GIVEN ENTRIES: Begin

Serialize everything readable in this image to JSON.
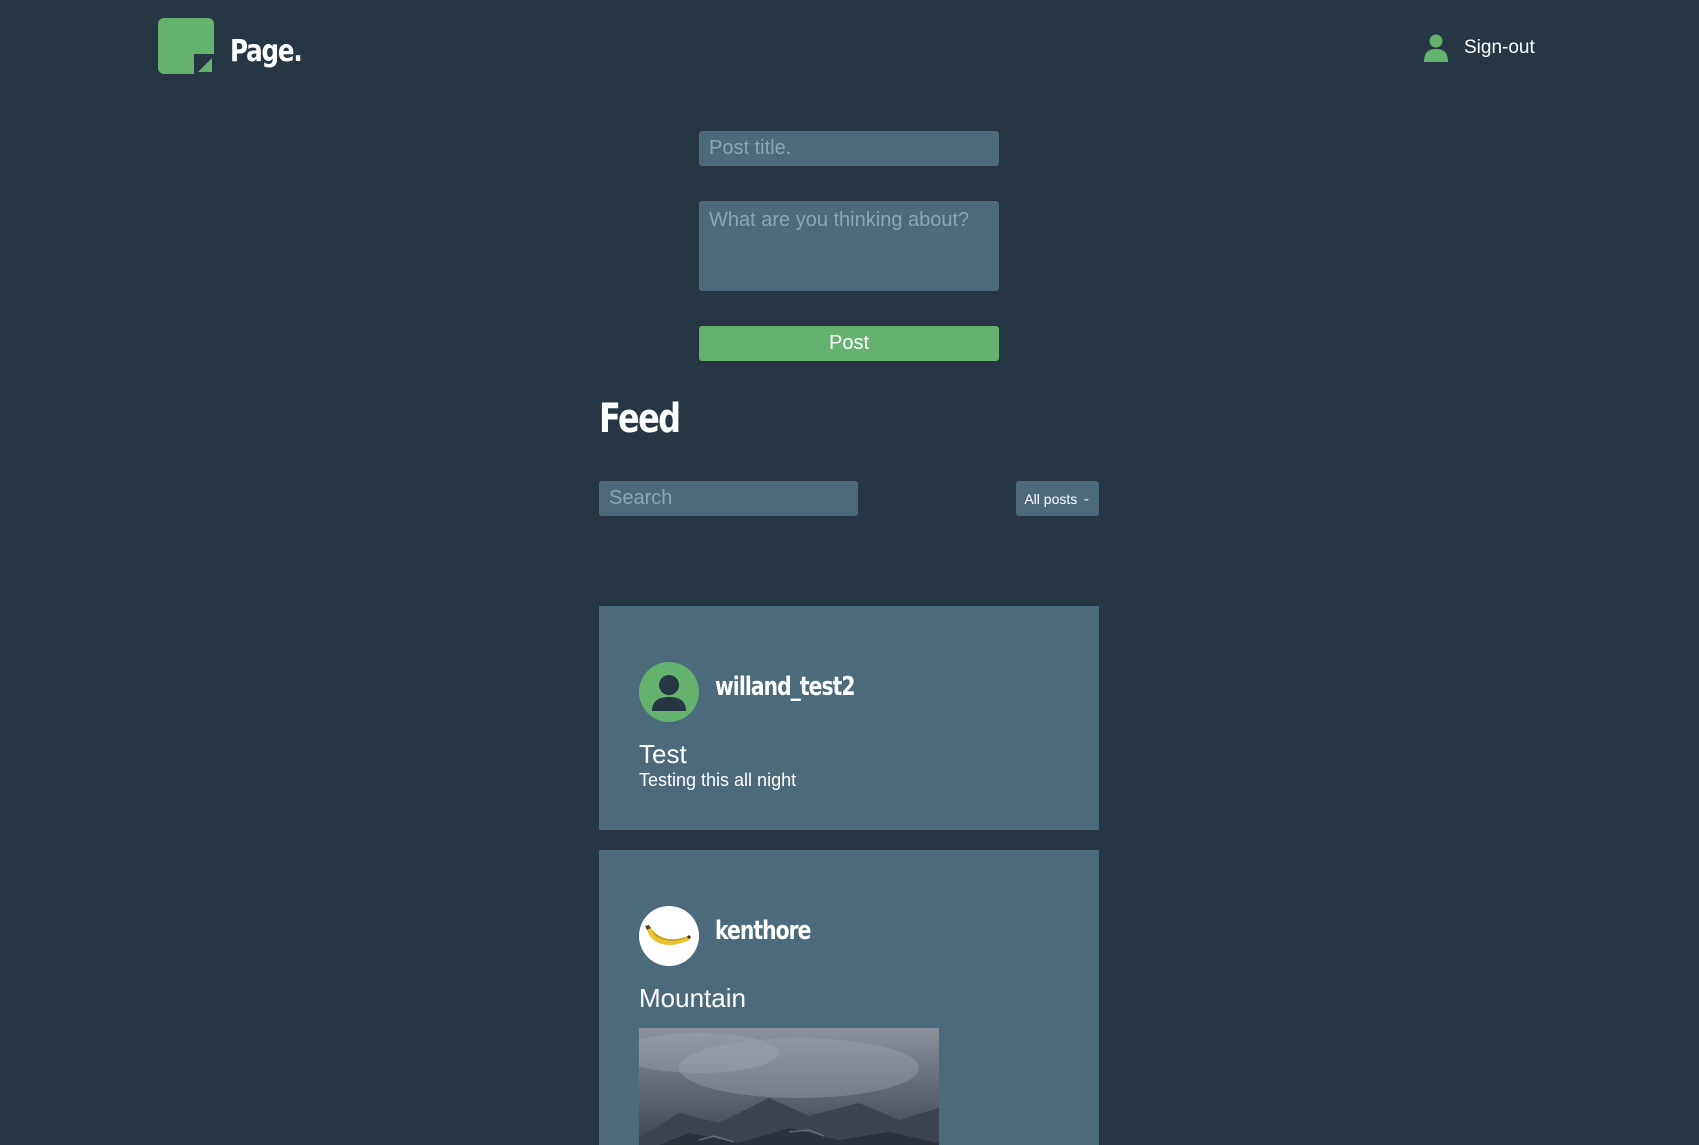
{
  "header": {
    "logo_text": "Page.",
    "signout_label": "Sign-out"
  },
  "composer": {
    "title_placeholder": "Post title.",
    "body_placeholder": "What are you thinking about?",
    "post_button_label": "Post"
  },
  "feed": {
    "heading": "Feed",
    "search_placeholder": "Search",
    "filter_selected": "All posts",
    "posts": [
      {
        "username": "willand_test2",
        "title": "Test",
        "body": "Testing this all night",
        "avatar": "default-user-icon"
      },
      {
        "username": "kenthore",
        "title": "Mountain",
        "avatar": "banana-icon",
        "image": "mountain-photo"
      }
    ]
  },
  "colors": {
    "background": "#263743",
    "card": "#4b6a7c",
    "accent": "#64b26d",
    "text": "#ffffff",
    "placeholder": "#8ea6b4"
  }
}
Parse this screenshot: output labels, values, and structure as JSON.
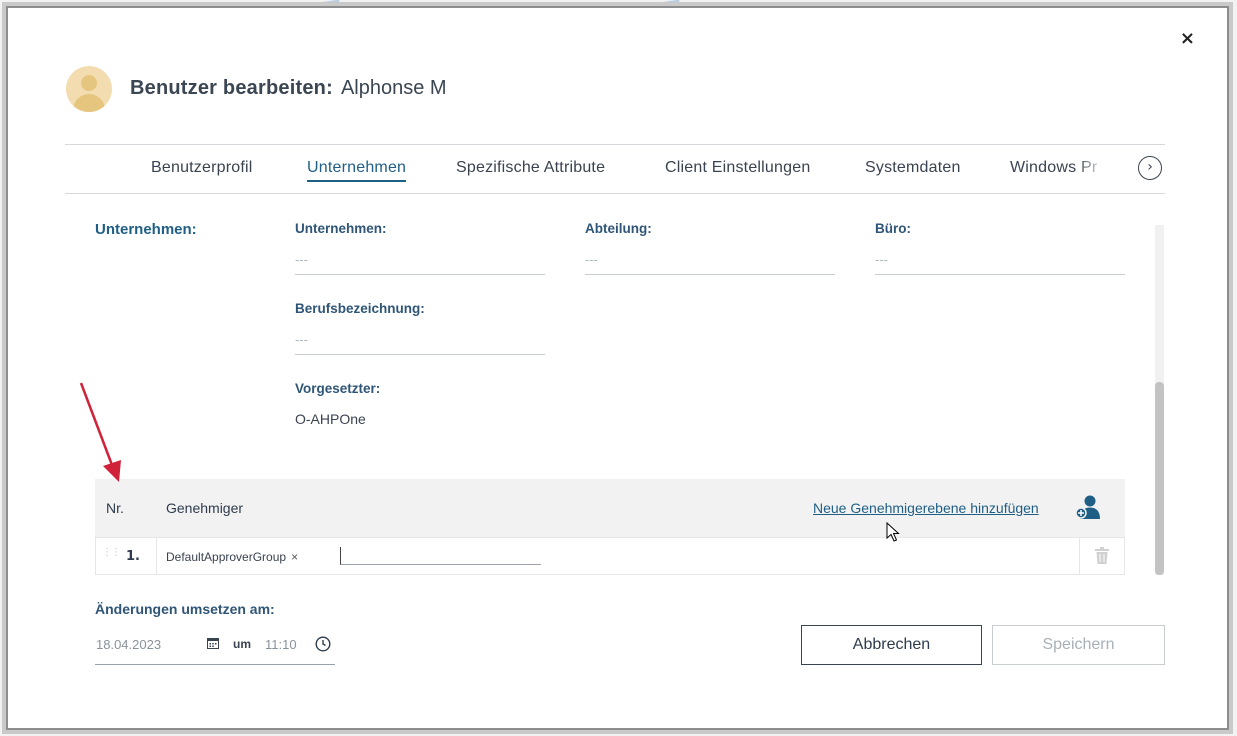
{
  "dialog": {
    "close_label": "×",
    "title_label": "Benutzer bearbeiten:",
    "user_name": "Alphonse M"
  },
  "tabs": [
    {
      "label": "Benutzerprofil",
      "active": false
    },
    {
      "label": "Unternehmen",
      "active": true
    },
    {
      "label": "Spezifische Attribute",
      "active": false
    },
    {
      "label": "Client Einstellungen",
      "active": false
    },
    {
      "label": "Systemdaten",
      "active": false
    },
    {
      "label": "Windows Pr",
      "active": false
    }
  ],
  "tab_next_label": "›",
  "section": {
    "title": "Unternehmen:",
    "fields": {
      "company": {
        "label": "Unternehmen:",
        "value": "---"
      },
      "department": {
        "label": "Abteilung:",
        "value": "---"
      },
      "office": {
        "label": "Büro:",
        "value": "---"
      },
      "job_title": {
        "label": "Berufsbezeichnung:",
        "value": "---"
      },
      "manager": {
        "label": "Vorgesetzter:",
        "value": "O-AHPOne"
      }
    }
  },
  "approvers": {
    "col_nr": "Nr.",
    "col_approver": "Genehmiger",
    "add_link": "Neue Genehmigerebene hinzufügen",
    "rows": [
      {
        "nr": "1.",
        "chip": "DefaultApproverGroup",
        "chip_remove": "×"
      }
    ]
  },
  "schedule": {
    "label": "Änderungen umsetzen am:",
    "date": "18.04.2023",
    "at_label": "um",
    "time": "11:10"
  },
  "buttons": {
    "cancel": "Abbrechen",
    "save": "Speichern"
  },
  "colors": {
    "accent": "#1f5f86",
    "annotation_arrow": "#d0233a"
  }
}
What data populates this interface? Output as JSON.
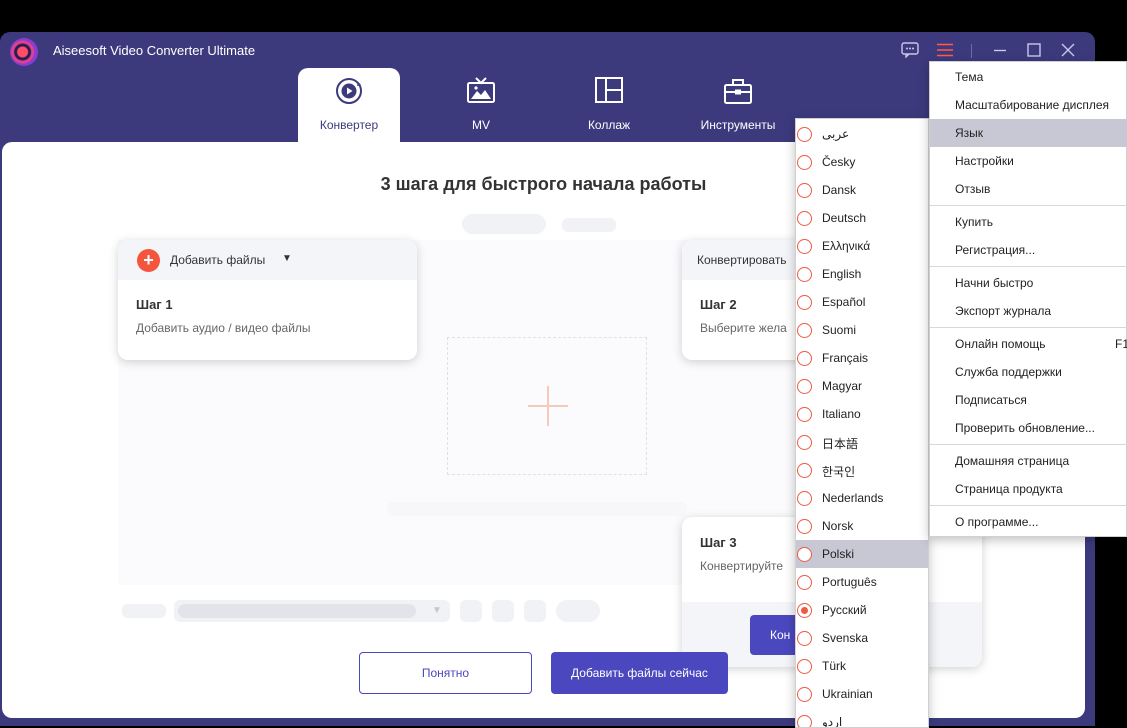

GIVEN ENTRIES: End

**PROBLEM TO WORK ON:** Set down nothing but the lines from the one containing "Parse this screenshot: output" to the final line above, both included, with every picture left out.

**FINISHED EXERCISE:**
Parse this screenshot: output labels, values, and structure as JSON.
{
  "dialog": {
    "close_label": "×",
    "title_label": "Benutzer bearbeiten:",
    "user_name": "Alphonse M"
  },
  "tabs": [
    {
      "label": "Benutzerprofil",
      "active": false
    },
    {
      "label": "Unternehmen",
      "active": true
    },
    {
      "label": "Spezifische Attribute",
      "active": false
    },
    {
      "label": "Client Einstellungen",
      "active": false
    },
    {
      "label": "Systemdaten",
      "active": false
    },
    {
      "label": "Windows Pr",
      "active": false
    }
  ],
  "tab_next_label": "›",
  "section": {
    "title": "Unternehmen:",
    "fields": {
      "company": {
        "label": "Unternehmen:",
        "value": "---"
      },
      "department": {
        "label": "Abteilung:",
        "value": "---"
      },
      "office": {
        "label": "Büro:",
        "value": "---"
      },
      "job_title": {
        "label": "Berufsbezeichnung:",
        "value": "---"
      },
      "manager": {
        "label": "Vorgesetzter:",
        "value": "O-AHPOne"
      }
    }
  },
  "approvers": {
    "col_nr": "Nr.",
    "col_approver": "Genehmiger",
    "add_link": "Neue Genehmigerebene hinzufügen",
    "rows": [
      {
        "nr": "1.",
        "chip": "DefaultApproverGroup",
        "chip_remove": "×"
      }
    ]
  },
  "schedule": {
    "label": "Änderungen umsetzen am:",
    "date": "18.04.2023",
    "at_label": "um",
    "time": "11:10"
  },
  "buttons": {
    "cancel": "Abbrechen",
    "save": "Speichern"
  },
  "colors": {
    "accent": "#1f5f86",
    "annotation_arrow": "#d0233a"
  }
}
What data populates this interface? Output as JSON.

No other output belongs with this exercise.